Look through the data below for the string "this", and copy every line where it turns up.

▸ Dataset rows describing interfaces:
====
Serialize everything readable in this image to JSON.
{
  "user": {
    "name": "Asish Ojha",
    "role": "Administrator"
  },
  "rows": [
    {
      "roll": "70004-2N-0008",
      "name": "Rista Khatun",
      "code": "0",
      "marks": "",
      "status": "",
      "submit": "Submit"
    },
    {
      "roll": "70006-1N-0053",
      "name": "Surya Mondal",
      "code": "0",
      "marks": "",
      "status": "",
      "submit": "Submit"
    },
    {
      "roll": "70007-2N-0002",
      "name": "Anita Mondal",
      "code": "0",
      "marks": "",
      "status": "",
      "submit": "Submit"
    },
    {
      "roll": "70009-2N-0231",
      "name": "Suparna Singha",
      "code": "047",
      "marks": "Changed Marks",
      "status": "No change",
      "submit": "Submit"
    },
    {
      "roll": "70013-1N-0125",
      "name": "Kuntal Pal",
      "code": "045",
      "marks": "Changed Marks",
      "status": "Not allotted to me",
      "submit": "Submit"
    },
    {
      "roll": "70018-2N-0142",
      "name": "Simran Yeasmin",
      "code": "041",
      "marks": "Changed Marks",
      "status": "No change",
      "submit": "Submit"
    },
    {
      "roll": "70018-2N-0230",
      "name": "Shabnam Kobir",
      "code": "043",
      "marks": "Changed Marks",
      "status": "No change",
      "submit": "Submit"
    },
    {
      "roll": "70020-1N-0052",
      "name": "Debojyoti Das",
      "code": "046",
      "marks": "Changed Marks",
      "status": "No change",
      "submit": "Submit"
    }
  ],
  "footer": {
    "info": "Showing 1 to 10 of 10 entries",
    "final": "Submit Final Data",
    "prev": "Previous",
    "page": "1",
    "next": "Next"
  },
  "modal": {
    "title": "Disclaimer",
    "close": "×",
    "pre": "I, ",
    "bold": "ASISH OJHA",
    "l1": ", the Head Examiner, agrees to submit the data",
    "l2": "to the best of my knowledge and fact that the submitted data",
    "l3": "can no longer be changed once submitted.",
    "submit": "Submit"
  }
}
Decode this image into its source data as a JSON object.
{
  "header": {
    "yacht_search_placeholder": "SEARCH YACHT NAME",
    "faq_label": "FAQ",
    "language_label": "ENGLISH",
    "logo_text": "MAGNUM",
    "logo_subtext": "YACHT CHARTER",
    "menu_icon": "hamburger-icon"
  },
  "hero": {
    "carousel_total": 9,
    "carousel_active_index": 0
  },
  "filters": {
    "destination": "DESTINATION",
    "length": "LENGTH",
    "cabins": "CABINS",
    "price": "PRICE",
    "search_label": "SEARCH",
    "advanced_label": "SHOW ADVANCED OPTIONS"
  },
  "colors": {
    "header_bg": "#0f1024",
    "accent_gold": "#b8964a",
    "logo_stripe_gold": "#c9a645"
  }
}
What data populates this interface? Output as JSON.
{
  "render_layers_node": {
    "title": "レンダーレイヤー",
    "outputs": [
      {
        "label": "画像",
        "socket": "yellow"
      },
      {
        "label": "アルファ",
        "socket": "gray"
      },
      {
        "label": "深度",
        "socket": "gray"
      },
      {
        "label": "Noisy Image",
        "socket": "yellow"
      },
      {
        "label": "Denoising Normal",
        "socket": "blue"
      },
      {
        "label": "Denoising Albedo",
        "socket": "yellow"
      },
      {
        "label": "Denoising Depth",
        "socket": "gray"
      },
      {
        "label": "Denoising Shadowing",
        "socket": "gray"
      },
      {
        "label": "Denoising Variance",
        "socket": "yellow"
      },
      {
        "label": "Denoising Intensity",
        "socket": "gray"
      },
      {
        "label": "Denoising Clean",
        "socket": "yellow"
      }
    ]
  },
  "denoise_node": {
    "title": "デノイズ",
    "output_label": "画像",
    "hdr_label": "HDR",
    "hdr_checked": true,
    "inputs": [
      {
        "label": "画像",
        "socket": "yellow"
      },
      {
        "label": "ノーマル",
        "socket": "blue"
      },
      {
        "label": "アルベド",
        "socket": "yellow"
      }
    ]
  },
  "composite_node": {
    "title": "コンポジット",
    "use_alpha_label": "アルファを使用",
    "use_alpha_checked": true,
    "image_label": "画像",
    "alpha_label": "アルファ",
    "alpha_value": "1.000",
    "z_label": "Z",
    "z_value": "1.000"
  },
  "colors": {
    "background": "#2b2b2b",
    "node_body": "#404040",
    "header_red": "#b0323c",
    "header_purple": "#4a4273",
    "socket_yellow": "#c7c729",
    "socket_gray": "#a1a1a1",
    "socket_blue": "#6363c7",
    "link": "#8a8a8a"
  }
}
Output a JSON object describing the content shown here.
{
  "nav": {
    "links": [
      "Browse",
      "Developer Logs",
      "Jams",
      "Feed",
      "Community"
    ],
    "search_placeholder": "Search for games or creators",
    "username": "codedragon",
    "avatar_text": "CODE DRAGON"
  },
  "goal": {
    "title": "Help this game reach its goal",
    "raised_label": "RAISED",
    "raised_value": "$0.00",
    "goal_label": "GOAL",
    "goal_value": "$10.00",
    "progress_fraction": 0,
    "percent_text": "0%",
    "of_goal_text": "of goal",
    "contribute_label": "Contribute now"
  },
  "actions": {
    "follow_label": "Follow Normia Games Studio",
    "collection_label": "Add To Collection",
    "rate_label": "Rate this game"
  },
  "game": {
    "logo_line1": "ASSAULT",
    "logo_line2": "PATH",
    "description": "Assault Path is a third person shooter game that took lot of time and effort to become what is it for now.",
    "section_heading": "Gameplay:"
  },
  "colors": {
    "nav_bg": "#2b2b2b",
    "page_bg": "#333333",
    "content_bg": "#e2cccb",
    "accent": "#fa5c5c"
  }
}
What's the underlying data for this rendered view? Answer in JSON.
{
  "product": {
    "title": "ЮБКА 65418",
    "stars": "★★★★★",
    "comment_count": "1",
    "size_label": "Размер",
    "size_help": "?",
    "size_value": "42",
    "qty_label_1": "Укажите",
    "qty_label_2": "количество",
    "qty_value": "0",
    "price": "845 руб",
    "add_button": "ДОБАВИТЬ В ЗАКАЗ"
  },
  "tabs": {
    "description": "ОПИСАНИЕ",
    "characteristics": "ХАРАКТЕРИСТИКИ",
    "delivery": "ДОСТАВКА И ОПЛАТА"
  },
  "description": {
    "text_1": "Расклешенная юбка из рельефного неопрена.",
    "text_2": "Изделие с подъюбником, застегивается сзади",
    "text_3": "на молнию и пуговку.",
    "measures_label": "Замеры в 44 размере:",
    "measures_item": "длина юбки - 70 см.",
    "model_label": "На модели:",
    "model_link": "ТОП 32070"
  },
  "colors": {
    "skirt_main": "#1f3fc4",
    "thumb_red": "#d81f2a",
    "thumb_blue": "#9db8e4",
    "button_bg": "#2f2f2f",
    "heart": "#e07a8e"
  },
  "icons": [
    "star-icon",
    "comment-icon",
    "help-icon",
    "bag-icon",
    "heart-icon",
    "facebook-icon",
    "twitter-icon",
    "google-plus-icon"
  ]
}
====
▸ Solution:
Serialize everything readable in this image to JSON.
Decode this image into its source data as a JSON object.
What data populates this interface? Output as JSON.
    "title": "Help this game reach its goal",
    "rate_label": "Rate this game"
What's the underlying data for this rendered view? Answer in JSON.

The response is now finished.